“‘We thank thee that thou hast revealed to us that those who gave us our constitutional form of government were wise in thy sight and that thou didst raise them up for the very purpose of putting forth that sacred document [as revealed in Doctrine and Covenants 101 ]. . . . We pray that kings and rulers and the peoples of all nations under heaven may be persuaded of the blessings enjoyed by the people of this land by reason of their freedom under thy guidance and be constrained to adopt similar governmental systems, thus to fulfill the ancient prophecy of Isaiah and Micah that “. . . out of Zion shall go forth the law and the word of the Lord from Jerusalem.”‘ ( Improvement Era, Oct. 1945, p. 504.)
In Micah 4:8–13 Micah uses the image of the travail of childbirth to typify current pain bearing new life.

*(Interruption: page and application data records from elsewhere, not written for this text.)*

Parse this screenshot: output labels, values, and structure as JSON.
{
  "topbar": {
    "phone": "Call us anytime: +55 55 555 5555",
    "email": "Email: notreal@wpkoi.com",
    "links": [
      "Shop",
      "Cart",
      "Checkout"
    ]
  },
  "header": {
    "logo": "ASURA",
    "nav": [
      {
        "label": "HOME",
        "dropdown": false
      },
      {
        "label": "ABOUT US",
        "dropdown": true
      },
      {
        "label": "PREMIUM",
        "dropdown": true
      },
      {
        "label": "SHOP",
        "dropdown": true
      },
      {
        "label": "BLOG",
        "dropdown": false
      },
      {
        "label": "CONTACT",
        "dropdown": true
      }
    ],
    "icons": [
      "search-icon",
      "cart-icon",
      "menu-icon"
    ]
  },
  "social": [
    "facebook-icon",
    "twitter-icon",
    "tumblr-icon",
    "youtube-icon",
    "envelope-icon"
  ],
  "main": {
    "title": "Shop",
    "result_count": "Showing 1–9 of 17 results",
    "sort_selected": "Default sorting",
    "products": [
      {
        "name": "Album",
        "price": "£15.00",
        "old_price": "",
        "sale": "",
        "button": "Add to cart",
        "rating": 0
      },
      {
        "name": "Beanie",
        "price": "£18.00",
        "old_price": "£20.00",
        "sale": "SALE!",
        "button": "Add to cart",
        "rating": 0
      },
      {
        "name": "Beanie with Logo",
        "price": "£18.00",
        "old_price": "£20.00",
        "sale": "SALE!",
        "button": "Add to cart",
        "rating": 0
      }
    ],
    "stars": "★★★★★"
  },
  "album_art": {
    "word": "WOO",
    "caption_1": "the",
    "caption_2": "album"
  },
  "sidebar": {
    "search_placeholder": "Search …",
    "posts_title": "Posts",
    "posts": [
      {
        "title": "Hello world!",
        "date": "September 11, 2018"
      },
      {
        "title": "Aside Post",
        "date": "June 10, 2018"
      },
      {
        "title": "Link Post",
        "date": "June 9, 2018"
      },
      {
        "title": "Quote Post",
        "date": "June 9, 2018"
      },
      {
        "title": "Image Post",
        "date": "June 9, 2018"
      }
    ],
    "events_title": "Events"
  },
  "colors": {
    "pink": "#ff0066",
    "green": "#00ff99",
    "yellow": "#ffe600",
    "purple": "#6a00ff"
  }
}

Jesus Christ referred to Micah when he visited the Book of Mormon peoples after his resurrection. (See 3 Nephi 20:17–21 .) The Savior uses Micah to show the future Gentiles what would happen if they did not repent.
Micah 5:1–4 is the most famous prophecy in Micah, foretelling our Savior’s birth in Bethlehem. Micah 5:5–15 prophesies Israel’s future power. The Lord will save Israel in the last days (1) “by defending Israel against the attacks of the imperial power ( vers. 5 b, 6 ); (2) by exalting it into a power able to overcome the nations ( vers. 7–9 ); and (3) by exterminating all the materials of war, and everything of an idolatrous nature, and so preventing the possibility of war ( vers. 10–15 ).” When Christ appeared to the Nephites, He quoted this prophecy of Micah (compare 3 Nephi 21:12–21 and Micah 5:8–15 ).
Sperry identified Micah 7:14–20 as a prayer:
“After promising Israel’s restoration, Micah prays beautifully for its fulfillment. The prayer is distinguished for the poetical elevation of its style and the appropriateness of its petition. Like many other Old Testament prayers it is prophetic in its spirit. . . .
“Micah ends with a doxology. He revels in the prospect of Israel’s glorious future and breaks out into a strain of sublime praise and admiration for the divine attributes of loving-kindness, faithfulness, and compassion to be manifested by God in her deliverance.” ( Message of the Twelve Prophets, pp. 126–27.)
*This lesson has been adapted from the LDS Institute Old Testament Manual.